Short Field Landings
Pilots fly a standard pattern (box) around the runway, 800 or 1000 feet above the ground. When abeam the touchdown point, or shack line, the pilot must reduce engine power to a defined level. The pilot may add flaps or reduce power, but may not increase power without incurring a penalty. The pilot must fly standard base and final legs, and then attempt to touch down with the main landing gear as close to the shack line as possible. To execute a clean landing with with no penalties, the pilot must touch down at the minimum controllable airspeed, must not bounce, and must land with full flaps extended. The distance from the shack line at which the main gear touches down becomes the pilot's score. Pilots typically execute two landings, and the final score is the sum of both landings.

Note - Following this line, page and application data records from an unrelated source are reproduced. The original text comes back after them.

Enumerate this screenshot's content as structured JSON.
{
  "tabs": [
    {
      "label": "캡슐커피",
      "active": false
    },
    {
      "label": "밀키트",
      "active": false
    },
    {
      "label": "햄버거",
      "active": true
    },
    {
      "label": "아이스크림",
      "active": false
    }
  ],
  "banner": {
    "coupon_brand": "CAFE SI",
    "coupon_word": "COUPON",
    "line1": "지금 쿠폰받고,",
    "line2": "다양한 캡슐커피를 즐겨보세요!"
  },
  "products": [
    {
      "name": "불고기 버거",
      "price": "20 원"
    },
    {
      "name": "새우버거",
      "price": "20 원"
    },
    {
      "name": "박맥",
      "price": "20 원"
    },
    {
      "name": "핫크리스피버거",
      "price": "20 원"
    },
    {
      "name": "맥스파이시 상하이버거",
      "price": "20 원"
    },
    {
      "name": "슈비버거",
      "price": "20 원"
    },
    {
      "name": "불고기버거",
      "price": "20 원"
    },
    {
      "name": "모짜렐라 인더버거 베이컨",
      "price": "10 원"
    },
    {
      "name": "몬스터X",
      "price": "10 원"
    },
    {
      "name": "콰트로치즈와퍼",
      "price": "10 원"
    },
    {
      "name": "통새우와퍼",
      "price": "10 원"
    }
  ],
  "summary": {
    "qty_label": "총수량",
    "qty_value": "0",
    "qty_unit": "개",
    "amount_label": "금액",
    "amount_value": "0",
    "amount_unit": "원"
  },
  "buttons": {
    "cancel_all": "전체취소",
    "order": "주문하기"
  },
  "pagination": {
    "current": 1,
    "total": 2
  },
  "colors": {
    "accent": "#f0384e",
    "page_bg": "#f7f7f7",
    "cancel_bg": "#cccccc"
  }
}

Power Off Landings
Similar to the Short Field Landings, but the pilot must reduce engine power to idle when abeam the touchdown point, and may not add sustained power without incurring a penalty. However, the pilot may land with any flap setting, and need not land at minimum controllable airspeed, so long as the main gear touches first.
Often deemed the most fun of the flying events, the goal of message drop is to release a message container from the aircraft so that the container hits a fixed target on the ground. One crew member flies the aircraft, while the other leans out the window wearing goggles and holding the container. The crew must work as a team to position the aircraft, release at the correct time, and account for wind. The aircraft is flown 200 feet above the ground at cruise speed. Crews drop on two targets in the same pass, and the team with the lowest combined distance from the target wins.
The navigation event consists of precision flight planning and execution. The pilot has 30 minutes to plan the flight. Then a team consisting of the pilot and one safety observer work together to complete the flight in the time they planned, based on reference objects on the ground. They also search for secret bonus points as they fly over. The route is scored based on the how many seconds difference exist between the team's flight plan and the actual flight. They can also be penalized for being more than 1/10th of a gallon off of their planned fuel burn. The winning team most accurately follows their flight plan and finds the most bonus points.
Click for a complete description of events and official NIFA rulebook.